**WHAT THE EXERCISE ASKS:** Go through the lines below. Copy those with "crosshair".
[[ RECORDS TO USE, beginning ]]
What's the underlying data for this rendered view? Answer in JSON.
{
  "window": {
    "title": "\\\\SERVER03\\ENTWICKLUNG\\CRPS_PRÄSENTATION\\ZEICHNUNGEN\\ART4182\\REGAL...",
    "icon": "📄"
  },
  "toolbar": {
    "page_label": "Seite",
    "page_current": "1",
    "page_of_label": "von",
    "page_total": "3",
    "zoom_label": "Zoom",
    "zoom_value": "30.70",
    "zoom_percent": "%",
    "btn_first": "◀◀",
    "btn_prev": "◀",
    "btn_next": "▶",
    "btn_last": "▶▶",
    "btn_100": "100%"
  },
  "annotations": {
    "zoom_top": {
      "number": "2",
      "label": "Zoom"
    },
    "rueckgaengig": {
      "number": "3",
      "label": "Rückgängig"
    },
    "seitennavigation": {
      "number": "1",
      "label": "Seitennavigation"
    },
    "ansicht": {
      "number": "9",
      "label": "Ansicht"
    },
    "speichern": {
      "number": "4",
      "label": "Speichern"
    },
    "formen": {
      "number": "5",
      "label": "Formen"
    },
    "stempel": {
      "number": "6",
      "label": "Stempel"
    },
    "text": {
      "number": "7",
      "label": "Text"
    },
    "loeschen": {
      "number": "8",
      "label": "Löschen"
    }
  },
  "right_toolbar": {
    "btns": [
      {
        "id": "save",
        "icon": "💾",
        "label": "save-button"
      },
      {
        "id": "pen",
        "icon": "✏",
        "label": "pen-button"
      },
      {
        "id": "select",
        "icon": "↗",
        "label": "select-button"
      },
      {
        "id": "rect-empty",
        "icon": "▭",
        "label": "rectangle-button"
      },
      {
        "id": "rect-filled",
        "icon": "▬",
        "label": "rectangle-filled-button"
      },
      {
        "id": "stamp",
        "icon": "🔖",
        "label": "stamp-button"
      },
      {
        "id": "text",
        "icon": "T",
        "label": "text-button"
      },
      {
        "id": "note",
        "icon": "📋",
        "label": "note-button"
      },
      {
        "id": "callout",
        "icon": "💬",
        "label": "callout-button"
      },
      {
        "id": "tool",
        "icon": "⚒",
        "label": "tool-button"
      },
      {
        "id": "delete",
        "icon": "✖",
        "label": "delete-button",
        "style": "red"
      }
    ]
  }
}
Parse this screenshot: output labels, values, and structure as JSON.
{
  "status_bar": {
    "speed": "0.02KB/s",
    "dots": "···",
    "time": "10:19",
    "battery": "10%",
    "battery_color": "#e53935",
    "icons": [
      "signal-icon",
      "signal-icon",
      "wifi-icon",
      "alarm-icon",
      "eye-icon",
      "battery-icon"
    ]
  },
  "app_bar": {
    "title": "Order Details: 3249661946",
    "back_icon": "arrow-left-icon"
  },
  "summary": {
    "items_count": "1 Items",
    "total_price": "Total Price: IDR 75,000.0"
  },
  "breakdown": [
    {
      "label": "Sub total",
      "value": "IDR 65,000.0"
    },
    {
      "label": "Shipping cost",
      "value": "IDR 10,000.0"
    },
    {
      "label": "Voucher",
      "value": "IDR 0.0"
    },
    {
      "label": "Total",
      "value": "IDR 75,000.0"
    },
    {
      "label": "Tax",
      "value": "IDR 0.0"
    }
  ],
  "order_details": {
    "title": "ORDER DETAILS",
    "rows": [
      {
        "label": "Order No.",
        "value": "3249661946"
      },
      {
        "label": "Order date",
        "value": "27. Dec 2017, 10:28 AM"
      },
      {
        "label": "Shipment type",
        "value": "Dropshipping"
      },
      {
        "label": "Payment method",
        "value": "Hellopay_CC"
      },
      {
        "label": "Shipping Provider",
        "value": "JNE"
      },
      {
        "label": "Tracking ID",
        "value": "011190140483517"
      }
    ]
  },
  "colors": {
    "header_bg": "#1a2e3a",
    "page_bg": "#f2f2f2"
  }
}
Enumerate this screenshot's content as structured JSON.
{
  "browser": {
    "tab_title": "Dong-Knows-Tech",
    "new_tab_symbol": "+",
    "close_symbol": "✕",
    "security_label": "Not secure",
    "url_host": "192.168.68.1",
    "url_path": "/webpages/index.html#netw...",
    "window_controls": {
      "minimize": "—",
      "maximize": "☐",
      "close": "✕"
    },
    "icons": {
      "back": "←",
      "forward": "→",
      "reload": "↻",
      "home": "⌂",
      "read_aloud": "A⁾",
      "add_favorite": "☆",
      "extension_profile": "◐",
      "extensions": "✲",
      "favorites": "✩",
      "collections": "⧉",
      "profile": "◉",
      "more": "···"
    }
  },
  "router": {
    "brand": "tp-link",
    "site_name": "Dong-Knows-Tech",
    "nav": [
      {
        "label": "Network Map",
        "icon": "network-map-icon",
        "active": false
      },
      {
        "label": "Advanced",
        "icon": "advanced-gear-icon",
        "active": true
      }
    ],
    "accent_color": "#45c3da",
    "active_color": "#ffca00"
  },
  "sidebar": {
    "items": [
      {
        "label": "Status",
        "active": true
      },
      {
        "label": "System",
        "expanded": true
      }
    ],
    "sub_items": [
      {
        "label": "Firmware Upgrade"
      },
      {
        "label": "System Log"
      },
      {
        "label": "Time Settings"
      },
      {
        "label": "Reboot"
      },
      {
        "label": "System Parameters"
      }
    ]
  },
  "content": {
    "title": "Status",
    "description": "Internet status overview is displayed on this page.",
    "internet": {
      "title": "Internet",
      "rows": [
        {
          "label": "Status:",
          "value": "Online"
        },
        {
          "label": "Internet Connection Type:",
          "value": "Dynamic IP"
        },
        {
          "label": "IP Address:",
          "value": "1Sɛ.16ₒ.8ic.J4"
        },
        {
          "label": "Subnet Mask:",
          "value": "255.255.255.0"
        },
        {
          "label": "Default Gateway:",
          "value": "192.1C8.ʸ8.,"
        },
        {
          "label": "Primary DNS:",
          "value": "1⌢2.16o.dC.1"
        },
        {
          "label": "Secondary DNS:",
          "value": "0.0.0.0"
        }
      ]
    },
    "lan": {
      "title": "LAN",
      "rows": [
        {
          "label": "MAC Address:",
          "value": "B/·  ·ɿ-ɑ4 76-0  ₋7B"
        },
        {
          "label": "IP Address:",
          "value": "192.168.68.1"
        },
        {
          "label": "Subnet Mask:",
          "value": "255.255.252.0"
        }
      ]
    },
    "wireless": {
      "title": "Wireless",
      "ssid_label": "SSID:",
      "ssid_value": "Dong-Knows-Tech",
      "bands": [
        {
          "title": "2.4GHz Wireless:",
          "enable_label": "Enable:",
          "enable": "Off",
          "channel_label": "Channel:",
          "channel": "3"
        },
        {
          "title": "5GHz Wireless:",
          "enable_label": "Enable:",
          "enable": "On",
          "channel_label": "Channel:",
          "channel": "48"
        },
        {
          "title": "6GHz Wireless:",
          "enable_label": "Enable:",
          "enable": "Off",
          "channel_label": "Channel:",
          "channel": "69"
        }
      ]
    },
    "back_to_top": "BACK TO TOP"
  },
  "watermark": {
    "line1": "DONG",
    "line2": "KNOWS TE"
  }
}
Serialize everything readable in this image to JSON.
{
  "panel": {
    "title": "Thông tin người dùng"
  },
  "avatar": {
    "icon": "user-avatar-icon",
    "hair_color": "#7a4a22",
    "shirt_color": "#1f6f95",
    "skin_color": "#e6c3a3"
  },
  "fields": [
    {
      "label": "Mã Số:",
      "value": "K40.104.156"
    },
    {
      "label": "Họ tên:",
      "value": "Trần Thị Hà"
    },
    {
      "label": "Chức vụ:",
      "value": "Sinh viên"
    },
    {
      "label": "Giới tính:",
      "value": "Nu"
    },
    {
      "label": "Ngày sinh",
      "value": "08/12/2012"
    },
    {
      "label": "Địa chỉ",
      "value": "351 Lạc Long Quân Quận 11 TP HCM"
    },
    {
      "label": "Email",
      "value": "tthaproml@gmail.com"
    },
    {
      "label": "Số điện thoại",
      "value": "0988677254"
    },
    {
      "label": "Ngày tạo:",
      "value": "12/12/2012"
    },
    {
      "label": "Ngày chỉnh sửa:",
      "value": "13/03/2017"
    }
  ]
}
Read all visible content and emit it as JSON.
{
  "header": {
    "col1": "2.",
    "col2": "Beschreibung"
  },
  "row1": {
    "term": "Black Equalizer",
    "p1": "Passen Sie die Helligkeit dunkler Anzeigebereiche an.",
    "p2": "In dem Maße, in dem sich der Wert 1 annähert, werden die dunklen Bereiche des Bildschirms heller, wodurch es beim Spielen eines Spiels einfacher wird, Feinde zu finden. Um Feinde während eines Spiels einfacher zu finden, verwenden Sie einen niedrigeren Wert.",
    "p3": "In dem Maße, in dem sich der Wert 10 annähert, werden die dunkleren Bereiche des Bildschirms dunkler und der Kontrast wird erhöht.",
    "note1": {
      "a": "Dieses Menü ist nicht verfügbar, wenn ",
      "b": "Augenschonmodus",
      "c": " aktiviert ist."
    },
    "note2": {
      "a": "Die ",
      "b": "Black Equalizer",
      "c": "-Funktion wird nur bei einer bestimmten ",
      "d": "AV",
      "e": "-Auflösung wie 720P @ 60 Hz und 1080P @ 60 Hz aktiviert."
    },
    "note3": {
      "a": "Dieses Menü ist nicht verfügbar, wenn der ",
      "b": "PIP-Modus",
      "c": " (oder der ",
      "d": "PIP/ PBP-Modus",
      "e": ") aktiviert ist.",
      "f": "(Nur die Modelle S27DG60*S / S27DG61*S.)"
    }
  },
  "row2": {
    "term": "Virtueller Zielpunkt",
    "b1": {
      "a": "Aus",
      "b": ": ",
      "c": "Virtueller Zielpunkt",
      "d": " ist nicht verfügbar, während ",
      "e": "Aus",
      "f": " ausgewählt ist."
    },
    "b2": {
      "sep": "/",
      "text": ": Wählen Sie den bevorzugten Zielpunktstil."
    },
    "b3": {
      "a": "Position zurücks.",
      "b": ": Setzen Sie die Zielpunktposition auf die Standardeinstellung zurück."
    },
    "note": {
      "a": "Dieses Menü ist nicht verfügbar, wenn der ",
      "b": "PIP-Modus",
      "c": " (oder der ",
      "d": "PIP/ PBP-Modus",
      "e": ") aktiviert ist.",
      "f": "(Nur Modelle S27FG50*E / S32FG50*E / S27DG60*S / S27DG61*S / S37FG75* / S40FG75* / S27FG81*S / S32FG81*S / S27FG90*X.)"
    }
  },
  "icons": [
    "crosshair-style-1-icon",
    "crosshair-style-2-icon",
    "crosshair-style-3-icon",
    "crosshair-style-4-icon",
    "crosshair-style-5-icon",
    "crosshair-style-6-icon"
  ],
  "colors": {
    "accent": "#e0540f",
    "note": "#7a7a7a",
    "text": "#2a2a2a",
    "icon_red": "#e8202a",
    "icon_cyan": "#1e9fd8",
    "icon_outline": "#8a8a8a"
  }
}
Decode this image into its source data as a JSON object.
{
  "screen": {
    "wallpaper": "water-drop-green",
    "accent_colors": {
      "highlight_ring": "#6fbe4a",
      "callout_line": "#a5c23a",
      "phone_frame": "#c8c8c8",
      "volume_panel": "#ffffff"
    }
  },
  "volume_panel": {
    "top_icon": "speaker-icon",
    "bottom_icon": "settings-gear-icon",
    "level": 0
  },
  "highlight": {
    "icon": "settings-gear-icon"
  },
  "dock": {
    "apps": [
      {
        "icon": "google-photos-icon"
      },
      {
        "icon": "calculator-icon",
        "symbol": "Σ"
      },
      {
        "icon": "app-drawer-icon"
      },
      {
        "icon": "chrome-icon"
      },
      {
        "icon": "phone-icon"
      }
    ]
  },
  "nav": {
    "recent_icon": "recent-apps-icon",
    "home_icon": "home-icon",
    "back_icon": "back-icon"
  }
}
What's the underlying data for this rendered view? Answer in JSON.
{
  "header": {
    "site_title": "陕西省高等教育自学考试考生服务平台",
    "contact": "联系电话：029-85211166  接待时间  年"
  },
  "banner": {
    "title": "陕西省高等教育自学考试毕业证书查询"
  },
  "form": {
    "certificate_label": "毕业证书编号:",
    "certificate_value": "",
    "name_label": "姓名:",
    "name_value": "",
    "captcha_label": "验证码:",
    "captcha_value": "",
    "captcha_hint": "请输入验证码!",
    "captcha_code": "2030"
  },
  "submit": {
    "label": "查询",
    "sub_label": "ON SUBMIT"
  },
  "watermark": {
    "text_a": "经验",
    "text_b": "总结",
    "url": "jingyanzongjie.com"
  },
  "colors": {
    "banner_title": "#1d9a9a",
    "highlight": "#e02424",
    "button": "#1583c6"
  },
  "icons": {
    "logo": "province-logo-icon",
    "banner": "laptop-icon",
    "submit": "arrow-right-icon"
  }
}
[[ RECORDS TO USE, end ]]
**ANSWER BOX:**
    "crosshair-style-1-icon",
    "crosshair-style-2-icon",
    "crosshair-style-3-icon",
    "crosshair-style-4-icon",
    "crosshair-style-5-icon",
    "crosshair-style-6-icon"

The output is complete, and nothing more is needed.